WORK ORDER ::
Go through the entries below and count the lines where the word "フォーメーション" appears; give only the count.
(Beginning of GIVEN RECORDS)
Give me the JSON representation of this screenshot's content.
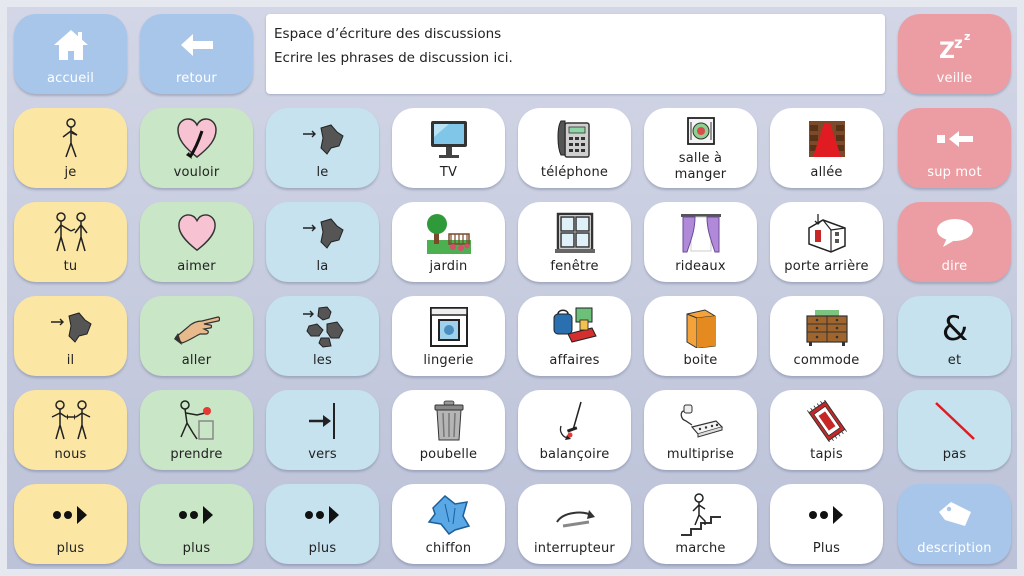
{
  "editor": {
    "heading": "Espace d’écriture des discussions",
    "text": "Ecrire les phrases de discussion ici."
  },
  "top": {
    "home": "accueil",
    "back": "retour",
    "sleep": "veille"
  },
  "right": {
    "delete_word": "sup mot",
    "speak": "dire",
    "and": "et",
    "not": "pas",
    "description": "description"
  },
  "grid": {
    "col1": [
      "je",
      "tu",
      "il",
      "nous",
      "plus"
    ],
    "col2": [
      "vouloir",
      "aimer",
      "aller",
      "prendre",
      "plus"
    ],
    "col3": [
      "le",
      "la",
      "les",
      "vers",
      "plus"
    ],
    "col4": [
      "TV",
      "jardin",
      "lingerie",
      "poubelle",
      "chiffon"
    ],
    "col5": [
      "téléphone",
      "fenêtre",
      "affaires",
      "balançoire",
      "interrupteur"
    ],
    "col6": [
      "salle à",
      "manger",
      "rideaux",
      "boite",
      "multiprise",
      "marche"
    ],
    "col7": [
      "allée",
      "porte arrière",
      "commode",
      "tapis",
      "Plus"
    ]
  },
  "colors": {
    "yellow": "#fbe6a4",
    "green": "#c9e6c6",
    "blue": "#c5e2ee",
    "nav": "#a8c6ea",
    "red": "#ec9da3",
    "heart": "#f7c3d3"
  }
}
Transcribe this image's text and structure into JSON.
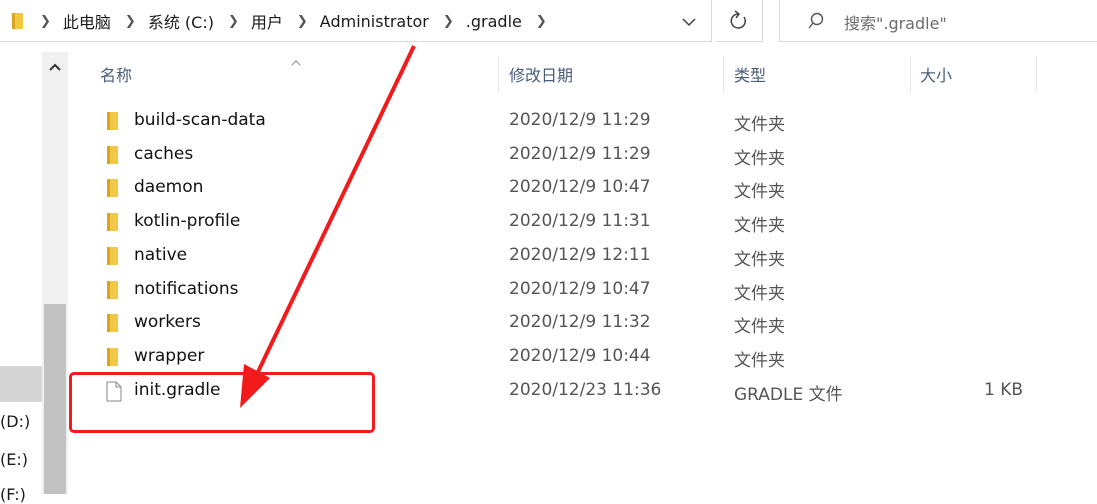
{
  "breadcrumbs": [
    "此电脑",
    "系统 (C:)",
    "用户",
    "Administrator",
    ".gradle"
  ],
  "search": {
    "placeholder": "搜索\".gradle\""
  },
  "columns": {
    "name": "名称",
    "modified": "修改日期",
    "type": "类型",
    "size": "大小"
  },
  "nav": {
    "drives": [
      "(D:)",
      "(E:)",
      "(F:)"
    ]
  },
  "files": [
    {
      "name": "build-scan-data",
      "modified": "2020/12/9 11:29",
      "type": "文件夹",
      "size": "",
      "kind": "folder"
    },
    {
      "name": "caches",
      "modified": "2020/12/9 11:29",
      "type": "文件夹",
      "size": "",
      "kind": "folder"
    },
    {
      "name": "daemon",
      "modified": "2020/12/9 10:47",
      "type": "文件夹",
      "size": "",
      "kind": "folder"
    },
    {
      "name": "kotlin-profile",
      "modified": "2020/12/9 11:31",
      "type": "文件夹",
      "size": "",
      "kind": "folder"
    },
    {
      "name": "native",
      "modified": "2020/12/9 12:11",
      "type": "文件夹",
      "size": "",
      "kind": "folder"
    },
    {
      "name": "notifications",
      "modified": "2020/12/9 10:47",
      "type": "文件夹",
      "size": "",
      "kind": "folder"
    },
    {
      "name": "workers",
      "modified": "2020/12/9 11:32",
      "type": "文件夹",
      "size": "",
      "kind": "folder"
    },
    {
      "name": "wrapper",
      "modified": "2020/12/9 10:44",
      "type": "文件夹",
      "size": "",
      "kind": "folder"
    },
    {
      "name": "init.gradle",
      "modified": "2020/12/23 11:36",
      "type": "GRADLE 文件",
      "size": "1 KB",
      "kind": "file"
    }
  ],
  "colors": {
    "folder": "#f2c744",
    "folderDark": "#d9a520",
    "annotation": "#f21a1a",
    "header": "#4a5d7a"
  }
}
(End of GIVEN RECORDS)
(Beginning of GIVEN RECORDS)
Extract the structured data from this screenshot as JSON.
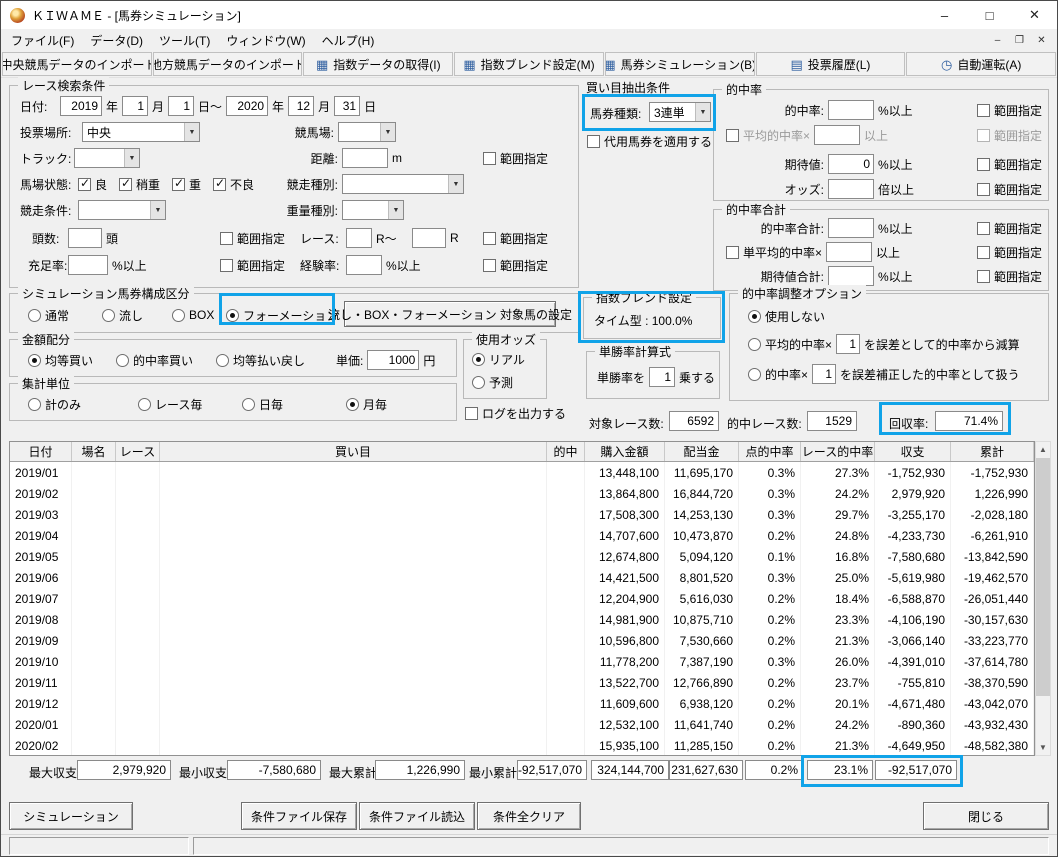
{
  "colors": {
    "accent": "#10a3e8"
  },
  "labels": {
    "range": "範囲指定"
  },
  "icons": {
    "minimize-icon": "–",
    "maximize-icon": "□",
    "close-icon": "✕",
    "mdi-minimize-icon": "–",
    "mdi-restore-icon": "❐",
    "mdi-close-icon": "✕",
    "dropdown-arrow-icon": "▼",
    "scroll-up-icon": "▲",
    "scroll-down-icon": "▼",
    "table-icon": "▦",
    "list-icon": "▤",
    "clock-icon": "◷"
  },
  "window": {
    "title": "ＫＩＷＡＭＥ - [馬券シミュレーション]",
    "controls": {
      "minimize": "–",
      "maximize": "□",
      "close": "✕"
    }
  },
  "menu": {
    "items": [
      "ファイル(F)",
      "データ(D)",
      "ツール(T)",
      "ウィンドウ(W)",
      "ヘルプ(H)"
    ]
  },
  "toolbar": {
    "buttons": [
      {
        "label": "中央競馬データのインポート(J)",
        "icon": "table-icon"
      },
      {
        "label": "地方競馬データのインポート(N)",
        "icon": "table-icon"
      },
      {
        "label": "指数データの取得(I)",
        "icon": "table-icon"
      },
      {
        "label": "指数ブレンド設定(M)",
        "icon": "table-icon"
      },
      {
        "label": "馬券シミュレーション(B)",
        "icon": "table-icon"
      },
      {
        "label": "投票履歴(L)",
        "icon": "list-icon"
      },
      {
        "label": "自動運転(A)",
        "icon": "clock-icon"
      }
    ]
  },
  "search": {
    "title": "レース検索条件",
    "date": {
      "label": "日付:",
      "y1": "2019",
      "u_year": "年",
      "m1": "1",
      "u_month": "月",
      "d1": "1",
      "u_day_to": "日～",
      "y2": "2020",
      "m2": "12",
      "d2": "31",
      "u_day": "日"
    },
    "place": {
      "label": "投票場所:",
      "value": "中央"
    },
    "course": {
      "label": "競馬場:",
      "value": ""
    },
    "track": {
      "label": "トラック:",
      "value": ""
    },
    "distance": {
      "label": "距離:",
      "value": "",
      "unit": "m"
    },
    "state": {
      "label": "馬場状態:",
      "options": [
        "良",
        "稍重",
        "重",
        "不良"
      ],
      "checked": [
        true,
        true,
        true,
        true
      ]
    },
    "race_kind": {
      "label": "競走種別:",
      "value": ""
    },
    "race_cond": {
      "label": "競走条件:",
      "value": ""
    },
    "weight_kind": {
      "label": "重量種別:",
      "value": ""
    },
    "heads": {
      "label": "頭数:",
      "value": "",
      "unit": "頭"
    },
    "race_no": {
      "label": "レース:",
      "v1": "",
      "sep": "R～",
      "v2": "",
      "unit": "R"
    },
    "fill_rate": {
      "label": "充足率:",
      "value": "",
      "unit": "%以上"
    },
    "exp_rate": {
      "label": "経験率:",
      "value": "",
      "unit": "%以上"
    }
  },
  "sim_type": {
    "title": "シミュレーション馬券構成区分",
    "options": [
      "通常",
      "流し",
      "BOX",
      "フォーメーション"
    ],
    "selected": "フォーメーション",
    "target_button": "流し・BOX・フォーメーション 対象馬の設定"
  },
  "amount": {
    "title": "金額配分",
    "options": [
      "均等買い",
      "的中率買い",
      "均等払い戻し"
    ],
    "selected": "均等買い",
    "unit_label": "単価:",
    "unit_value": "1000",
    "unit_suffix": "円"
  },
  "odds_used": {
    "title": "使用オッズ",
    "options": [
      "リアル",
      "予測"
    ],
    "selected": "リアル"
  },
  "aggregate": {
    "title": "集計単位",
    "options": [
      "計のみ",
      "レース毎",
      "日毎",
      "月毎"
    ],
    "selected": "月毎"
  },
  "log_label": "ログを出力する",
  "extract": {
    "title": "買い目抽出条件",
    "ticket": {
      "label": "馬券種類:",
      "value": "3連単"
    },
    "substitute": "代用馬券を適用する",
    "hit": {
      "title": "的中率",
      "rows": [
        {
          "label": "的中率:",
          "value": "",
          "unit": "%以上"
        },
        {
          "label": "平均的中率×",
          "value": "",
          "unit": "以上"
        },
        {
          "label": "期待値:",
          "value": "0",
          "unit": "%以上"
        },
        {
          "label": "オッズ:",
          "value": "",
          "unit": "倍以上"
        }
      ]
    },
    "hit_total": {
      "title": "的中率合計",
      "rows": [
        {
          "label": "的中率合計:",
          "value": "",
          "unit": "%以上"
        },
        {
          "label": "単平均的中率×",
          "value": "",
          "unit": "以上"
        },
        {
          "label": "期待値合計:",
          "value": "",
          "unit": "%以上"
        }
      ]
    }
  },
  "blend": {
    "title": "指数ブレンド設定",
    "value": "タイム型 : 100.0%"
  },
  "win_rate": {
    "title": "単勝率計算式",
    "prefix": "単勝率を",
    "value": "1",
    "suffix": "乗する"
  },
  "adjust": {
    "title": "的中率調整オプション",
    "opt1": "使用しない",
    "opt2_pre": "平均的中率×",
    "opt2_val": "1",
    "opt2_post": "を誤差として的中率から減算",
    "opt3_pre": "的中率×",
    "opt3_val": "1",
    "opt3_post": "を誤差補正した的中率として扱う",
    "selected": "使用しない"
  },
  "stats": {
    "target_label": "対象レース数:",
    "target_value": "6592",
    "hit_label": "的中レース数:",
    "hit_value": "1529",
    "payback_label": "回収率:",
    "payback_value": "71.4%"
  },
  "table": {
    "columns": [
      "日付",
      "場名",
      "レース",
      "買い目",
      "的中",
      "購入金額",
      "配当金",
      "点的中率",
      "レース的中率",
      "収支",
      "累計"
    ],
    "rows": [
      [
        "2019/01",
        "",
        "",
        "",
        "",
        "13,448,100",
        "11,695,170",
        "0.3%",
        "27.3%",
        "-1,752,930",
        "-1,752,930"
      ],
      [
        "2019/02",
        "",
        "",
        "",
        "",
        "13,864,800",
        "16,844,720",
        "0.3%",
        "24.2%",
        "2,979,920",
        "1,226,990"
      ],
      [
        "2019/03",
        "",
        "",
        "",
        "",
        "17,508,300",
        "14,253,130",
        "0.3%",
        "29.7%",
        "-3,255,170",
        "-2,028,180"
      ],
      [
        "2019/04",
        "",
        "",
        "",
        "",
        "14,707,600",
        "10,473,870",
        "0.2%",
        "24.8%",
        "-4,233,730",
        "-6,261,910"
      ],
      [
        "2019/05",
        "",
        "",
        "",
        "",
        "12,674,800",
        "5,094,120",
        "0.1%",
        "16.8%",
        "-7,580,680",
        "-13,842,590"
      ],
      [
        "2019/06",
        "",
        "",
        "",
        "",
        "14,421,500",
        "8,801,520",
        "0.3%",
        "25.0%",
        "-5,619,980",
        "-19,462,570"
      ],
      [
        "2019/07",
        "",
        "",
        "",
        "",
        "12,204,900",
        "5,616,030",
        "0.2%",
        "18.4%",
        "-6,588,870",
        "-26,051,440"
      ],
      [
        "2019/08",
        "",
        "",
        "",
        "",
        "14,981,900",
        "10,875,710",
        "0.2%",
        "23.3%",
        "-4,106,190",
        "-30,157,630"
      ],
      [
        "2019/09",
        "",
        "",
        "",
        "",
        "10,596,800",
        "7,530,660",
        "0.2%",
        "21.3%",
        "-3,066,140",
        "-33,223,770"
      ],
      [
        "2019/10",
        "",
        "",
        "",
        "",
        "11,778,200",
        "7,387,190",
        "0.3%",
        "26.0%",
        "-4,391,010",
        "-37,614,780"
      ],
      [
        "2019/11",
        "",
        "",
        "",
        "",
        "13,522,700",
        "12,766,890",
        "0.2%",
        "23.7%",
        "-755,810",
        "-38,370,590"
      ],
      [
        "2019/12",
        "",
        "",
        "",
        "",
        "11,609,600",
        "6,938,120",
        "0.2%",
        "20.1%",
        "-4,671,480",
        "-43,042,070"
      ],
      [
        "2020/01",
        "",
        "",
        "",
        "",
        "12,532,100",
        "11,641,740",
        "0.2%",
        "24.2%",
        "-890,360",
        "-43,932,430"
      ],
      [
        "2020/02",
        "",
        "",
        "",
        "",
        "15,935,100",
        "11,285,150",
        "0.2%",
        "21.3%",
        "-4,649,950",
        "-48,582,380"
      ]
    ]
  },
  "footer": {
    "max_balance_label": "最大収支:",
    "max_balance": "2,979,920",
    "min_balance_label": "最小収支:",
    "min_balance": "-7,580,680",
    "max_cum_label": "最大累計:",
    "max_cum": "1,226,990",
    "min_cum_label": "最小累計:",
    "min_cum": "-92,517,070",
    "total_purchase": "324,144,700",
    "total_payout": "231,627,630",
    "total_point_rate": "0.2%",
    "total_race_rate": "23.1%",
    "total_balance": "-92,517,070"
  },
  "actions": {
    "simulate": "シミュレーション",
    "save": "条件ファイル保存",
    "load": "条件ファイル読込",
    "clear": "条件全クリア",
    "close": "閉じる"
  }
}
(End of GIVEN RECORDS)
ANSWER BELOW ::
3